The transgender excitement over at Twisty's has inspired me a bit. I must say it came at the perfect time, as I just finished a paper on social constructs and gender. The blogosphere does quite a job traveling along with me, intellectually at the least.
So what the hell is gender? Well, it's a bunch of stuff. It's how we dress, how we react to others, what stuff we own, what we learn, and why we do all those things the way we do. Gender, in western society, is a function of sex traditionally speaking. Whatever sex you are born, you get the gender that goes along with it. All this stuff is of course completely made up. Gender doesn't exist in any sort of real way, it exists like race exists as a social construct.

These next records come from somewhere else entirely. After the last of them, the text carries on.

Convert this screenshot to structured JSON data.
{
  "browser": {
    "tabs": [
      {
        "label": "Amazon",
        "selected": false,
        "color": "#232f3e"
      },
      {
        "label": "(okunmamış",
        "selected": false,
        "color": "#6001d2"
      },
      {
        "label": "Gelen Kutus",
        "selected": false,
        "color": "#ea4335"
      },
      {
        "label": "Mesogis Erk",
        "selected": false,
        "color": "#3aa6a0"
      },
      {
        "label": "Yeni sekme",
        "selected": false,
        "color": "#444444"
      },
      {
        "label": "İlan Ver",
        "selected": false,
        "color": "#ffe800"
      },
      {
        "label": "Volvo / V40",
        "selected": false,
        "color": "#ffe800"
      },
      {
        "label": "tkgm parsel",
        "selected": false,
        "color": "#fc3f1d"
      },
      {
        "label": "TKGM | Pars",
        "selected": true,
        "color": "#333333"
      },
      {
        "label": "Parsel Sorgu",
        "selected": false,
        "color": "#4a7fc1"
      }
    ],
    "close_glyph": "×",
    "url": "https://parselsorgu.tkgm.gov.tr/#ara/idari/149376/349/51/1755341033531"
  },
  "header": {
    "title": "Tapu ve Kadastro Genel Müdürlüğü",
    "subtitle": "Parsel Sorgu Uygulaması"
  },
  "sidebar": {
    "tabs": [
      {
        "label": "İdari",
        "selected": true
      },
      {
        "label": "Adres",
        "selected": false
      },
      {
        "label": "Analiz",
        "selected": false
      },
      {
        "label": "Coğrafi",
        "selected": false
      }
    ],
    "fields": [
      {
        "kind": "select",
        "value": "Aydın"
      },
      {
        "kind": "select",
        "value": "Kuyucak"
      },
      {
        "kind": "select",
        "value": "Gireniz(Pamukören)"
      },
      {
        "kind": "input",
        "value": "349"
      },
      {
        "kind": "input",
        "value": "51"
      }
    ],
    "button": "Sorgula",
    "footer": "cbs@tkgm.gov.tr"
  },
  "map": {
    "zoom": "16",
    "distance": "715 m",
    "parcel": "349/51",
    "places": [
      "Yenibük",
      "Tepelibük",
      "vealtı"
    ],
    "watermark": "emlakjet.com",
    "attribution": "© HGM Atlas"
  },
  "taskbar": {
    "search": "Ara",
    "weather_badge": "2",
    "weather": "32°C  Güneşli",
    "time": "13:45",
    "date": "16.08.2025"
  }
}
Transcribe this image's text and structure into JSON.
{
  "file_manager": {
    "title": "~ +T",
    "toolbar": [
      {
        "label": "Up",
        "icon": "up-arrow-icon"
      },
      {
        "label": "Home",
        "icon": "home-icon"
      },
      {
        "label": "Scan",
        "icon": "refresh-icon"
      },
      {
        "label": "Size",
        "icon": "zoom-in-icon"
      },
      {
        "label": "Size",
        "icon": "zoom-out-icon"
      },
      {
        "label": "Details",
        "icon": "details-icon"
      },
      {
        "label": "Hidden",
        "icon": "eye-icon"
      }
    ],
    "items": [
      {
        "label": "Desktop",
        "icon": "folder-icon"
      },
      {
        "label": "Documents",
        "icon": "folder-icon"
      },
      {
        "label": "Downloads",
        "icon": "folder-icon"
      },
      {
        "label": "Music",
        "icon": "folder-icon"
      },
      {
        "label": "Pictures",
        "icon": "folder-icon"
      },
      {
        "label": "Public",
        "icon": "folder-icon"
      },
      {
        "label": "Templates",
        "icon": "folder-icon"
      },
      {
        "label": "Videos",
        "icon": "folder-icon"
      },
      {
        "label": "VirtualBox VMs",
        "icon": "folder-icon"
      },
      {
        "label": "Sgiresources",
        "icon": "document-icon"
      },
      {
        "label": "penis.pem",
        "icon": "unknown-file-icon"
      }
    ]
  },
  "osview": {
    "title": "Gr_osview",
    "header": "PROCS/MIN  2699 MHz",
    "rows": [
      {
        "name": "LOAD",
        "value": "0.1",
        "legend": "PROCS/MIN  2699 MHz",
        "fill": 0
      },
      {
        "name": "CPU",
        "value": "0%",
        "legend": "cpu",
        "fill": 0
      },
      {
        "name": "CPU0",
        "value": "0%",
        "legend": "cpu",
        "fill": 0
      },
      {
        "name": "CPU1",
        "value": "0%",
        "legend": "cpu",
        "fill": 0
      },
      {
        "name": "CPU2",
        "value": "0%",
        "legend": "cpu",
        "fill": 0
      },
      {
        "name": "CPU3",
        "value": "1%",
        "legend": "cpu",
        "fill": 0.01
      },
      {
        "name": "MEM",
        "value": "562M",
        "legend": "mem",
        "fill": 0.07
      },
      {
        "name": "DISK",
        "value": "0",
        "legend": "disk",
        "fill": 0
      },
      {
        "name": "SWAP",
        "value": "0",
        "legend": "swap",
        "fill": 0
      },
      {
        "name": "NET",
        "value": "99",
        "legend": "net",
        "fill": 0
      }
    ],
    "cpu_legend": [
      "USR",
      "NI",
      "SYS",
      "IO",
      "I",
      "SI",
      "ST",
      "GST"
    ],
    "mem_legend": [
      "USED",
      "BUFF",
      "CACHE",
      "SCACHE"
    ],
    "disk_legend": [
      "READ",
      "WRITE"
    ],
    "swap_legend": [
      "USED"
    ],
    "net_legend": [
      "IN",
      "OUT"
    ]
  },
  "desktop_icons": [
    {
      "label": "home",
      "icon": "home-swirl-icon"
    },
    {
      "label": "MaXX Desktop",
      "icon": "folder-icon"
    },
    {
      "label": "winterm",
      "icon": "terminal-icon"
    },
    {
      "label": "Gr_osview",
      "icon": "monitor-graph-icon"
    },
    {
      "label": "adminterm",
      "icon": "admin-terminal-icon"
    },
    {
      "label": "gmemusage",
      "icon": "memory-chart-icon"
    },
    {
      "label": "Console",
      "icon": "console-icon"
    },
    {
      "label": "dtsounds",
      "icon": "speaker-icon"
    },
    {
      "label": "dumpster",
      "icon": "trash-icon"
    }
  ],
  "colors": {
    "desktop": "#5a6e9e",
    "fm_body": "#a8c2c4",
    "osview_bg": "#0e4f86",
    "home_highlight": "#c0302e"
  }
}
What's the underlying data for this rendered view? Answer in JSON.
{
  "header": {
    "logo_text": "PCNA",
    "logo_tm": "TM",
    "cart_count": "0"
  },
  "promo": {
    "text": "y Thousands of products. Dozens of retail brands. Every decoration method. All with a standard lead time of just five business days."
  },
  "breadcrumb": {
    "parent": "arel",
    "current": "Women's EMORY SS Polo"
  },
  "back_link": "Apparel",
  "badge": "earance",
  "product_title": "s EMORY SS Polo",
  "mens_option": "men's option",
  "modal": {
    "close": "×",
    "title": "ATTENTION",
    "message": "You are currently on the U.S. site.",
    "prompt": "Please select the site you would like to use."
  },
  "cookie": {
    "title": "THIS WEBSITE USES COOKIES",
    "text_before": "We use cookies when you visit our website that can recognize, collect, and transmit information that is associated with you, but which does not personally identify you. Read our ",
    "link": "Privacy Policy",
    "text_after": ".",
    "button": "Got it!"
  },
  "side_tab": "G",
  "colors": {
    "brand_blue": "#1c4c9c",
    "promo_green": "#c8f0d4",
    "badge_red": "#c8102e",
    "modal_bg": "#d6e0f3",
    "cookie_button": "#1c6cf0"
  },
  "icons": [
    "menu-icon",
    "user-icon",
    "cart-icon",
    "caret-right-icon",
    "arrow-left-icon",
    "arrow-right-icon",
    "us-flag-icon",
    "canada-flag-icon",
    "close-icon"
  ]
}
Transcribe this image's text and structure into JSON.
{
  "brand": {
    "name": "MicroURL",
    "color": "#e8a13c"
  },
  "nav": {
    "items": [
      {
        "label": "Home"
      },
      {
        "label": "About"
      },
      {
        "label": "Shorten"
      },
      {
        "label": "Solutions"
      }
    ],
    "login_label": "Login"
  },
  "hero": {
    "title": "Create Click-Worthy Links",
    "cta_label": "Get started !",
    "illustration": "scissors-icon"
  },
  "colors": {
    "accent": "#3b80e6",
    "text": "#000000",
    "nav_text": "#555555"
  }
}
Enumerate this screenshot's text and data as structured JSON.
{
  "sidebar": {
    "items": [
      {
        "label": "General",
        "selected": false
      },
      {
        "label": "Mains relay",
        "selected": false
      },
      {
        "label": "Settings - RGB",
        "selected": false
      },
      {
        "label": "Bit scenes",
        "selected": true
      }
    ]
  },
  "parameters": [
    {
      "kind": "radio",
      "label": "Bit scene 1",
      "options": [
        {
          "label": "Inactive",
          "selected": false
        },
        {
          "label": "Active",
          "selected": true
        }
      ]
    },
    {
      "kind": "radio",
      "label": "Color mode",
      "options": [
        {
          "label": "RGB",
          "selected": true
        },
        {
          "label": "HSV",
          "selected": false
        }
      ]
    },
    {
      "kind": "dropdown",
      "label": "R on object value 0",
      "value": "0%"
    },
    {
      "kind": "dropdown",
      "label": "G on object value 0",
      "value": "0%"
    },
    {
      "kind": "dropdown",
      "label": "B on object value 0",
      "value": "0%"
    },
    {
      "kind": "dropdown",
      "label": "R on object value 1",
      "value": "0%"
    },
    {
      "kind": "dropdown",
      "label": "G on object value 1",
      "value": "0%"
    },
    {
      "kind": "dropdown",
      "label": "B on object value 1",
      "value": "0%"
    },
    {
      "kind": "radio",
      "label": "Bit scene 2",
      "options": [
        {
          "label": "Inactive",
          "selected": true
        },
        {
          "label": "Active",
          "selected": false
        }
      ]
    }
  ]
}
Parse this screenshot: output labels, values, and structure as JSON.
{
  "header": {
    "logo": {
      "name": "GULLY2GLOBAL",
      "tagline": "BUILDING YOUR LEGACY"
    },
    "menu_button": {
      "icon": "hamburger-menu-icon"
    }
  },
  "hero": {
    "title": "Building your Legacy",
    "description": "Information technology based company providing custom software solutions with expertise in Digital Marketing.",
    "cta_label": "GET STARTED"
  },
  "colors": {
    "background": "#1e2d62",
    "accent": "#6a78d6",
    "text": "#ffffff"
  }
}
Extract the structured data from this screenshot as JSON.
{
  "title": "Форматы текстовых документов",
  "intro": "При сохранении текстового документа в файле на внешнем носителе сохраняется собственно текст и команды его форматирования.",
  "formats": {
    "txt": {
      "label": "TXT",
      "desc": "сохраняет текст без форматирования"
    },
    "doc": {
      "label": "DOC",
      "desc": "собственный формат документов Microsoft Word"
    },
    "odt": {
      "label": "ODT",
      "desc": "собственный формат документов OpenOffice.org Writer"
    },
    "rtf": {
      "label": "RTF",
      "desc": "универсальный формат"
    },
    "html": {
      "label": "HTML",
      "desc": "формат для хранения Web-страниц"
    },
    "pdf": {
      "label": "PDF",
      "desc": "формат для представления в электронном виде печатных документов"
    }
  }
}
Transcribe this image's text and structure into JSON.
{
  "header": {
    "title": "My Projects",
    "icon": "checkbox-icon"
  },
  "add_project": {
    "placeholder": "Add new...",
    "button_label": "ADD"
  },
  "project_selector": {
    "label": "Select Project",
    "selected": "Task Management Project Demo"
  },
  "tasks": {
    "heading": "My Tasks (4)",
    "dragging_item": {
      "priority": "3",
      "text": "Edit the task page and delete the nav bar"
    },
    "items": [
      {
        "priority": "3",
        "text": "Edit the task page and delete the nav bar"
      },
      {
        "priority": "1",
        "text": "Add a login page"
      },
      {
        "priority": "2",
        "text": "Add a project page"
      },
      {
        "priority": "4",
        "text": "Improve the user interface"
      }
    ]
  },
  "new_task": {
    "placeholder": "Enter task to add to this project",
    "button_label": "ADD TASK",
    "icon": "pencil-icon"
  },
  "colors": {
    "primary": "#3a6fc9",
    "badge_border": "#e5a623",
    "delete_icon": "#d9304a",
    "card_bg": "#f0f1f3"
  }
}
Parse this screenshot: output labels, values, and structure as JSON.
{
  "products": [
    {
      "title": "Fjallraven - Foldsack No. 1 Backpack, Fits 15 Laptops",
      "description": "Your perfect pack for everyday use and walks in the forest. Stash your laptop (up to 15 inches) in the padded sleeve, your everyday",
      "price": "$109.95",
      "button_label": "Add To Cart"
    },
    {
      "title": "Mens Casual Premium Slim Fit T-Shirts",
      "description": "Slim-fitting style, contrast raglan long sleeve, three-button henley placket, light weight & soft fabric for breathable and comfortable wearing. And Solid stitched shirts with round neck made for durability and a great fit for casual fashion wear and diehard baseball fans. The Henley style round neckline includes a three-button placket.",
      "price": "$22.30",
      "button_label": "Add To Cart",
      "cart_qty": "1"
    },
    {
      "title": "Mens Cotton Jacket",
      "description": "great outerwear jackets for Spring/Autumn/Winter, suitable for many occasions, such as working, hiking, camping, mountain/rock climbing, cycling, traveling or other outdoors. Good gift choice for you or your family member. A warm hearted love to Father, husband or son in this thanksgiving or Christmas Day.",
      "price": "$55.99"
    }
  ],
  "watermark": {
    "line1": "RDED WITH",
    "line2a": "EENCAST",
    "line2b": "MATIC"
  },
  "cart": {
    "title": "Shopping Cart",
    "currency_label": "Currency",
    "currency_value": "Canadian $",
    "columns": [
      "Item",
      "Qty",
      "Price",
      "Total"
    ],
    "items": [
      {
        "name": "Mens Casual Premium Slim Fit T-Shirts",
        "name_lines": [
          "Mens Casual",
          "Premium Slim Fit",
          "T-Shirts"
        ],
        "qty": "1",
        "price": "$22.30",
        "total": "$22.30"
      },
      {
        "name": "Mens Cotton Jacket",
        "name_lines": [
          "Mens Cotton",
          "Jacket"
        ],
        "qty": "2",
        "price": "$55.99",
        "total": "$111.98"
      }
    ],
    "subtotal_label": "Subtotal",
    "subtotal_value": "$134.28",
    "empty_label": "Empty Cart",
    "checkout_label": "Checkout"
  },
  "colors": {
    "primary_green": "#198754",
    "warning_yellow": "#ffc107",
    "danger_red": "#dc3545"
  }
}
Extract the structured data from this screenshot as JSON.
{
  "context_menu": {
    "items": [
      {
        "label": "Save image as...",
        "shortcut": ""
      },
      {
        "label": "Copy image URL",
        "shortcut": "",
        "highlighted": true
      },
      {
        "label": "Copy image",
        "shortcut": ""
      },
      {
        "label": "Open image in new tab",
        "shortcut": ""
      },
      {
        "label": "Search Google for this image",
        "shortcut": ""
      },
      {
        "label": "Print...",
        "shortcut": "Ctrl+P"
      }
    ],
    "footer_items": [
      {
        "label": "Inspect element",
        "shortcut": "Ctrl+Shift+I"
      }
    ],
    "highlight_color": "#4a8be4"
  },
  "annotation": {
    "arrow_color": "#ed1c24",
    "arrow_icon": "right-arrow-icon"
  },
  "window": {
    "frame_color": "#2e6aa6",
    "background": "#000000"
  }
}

But the problem here seems to be that people either don't know or reject the idea of social constructs. So what is a social construct? Simply put it is something that exists as it is owing completely or mostly to society. That includes houses and race and cars and other stuff, so is probably overly broad so lets narrow it down.
Sally Haslanger, my new favorite philosopher, in her paper Ontology and Social Construction lays out a great breakdown of all the different types of social construction.
What is sex then? This one is harder. The way that we define people as certain sexes is definitely a social construct. There are people we would define as female even though they lack certain features we see as essential to being female, ovaries for example. The problem arises in the border areas. Some people seem happy to not worry about those areas, see Twisty's thread on lipstick for a few, but those are the areas which show us how any sort of essentialist view of sex breaks down.